> On Sunday, July 03, 2016 07:02:05 pm Eric Rescorla wrote:
> > OTOH, those bytes will be more unique over time (because they are
> > guaranteed not to repeat for a very long time after the second has passed),
> > so intuitively this seems like a wash.
> Under the "Reevaluate handshake contents" part of the current TLS WG
> charter [0], we have the question: "Are bigger randoms required?". Did
> the WG ever fully discuss this and come to a decision?

I haven't seen a discussion. And my own opinion is "definitely not".

However, shortening the randoms is different thing. And what makes
this even nastier is that this isn't about what TLS 1.3 needs, but
what TLS 1.2 needs.

What does TLS 1.2 actually expect out of ClientRandom and ServerRandom?

I think for ClientRandom, TLS 1.2 wants "Globally unique nonce". And
for ServerRandom, "Nonce unique w.r.t. server key".

TLS 1.3 has these a lot weaker: The "Globally unique nonce" from
client is now the entiere ClientHello (and corresponding server
nonce is the entiere ServerHello). If using DHE-type key exchange,
both include short-lived public keys.

(This actually comes from TLS 1.3 not using randoms for anything,
causing some additional headache for contexts where privsep is

> Adding a
> supplemental entropy extension would be trivial, if we wanted to
> do so.

Unfortunately, this only concerns TLS 1.2 mode on server-to-client
direction, which is just about the nastiest case.

- Can't stuff it in base ServerHello
- Can't stuff it in any existing extension (I think at least some
  TLS clients do check that all lengths match exactly).
- Can't stuff it in any new extension (not supported!)

> (I see there was consideration of doing so a while ago [1].)

BTW: The intended purpose of that extended-random was apparently to
make exploiting DUAL_EC_DRBG easier (AFAICT, cuts down bruteforcing
from 32 to 16 bits).

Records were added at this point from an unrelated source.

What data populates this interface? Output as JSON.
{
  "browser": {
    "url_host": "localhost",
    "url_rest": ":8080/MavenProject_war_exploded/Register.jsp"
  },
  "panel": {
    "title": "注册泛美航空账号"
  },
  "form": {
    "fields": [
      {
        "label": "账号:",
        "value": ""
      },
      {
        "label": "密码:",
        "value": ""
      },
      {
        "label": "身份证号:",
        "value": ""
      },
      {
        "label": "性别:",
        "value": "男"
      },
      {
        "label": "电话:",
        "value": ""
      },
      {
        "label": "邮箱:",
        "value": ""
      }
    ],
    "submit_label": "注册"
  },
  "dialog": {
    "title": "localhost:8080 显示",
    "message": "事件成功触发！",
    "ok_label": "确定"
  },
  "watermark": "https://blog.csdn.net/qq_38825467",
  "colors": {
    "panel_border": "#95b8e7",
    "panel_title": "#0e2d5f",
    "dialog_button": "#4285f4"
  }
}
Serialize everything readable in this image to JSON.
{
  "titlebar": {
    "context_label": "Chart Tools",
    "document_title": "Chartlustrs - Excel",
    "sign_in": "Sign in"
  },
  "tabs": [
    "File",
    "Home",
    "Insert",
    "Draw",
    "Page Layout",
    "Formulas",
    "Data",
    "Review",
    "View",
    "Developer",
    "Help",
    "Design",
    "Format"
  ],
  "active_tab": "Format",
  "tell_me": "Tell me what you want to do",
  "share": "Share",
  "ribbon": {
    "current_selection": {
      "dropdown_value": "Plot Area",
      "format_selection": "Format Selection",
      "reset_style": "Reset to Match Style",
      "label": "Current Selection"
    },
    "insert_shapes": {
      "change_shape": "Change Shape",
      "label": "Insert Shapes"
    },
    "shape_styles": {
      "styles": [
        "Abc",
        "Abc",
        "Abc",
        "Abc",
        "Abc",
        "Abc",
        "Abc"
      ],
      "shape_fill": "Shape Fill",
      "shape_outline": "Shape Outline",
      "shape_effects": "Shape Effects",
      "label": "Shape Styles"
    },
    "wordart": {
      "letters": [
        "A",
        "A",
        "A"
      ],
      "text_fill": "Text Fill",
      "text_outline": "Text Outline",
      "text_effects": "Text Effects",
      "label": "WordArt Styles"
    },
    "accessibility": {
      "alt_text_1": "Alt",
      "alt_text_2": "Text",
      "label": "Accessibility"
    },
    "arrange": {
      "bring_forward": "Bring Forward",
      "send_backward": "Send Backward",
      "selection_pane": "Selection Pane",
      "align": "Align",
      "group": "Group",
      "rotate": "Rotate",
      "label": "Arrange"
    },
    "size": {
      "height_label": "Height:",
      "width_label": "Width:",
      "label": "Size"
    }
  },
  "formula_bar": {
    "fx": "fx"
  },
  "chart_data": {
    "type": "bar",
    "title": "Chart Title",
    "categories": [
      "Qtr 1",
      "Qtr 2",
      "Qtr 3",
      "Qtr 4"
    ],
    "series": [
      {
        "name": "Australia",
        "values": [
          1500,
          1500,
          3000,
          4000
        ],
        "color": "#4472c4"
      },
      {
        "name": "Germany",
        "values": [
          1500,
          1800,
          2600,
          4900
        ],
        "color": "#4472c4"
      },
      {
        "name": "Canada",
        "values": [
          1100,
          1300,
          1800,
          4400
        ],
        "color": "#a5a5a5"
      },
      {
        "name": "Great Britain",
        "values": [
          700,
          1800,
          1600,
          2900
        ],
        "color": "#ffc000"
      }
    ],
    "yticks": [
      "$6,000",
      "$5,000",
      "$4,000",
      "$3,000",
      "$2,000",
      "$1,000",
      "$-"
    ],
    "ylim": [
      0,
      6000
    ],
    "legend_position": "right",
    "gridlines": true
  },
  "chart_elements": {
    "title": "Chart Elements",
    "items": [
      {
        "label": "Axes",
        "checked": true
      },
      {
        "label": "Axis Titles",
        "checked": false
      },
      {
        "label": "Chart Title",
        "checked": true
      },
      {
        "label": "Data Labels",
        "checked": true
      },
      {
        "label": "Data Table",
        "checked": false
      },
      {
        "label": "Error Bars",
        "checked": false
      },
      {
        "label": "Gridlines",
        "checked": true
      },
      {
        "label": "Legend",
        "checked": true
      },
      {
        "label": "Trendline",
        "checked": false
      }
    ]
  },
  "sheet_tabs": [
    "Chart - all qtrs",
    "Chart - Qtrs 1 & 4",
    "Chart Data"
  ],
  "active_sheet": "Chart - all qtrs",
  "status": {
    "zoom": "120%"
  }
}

The reasons stated for longer-than-256-bit randoms in that draft
was likely to be cryptographically pretty bogus.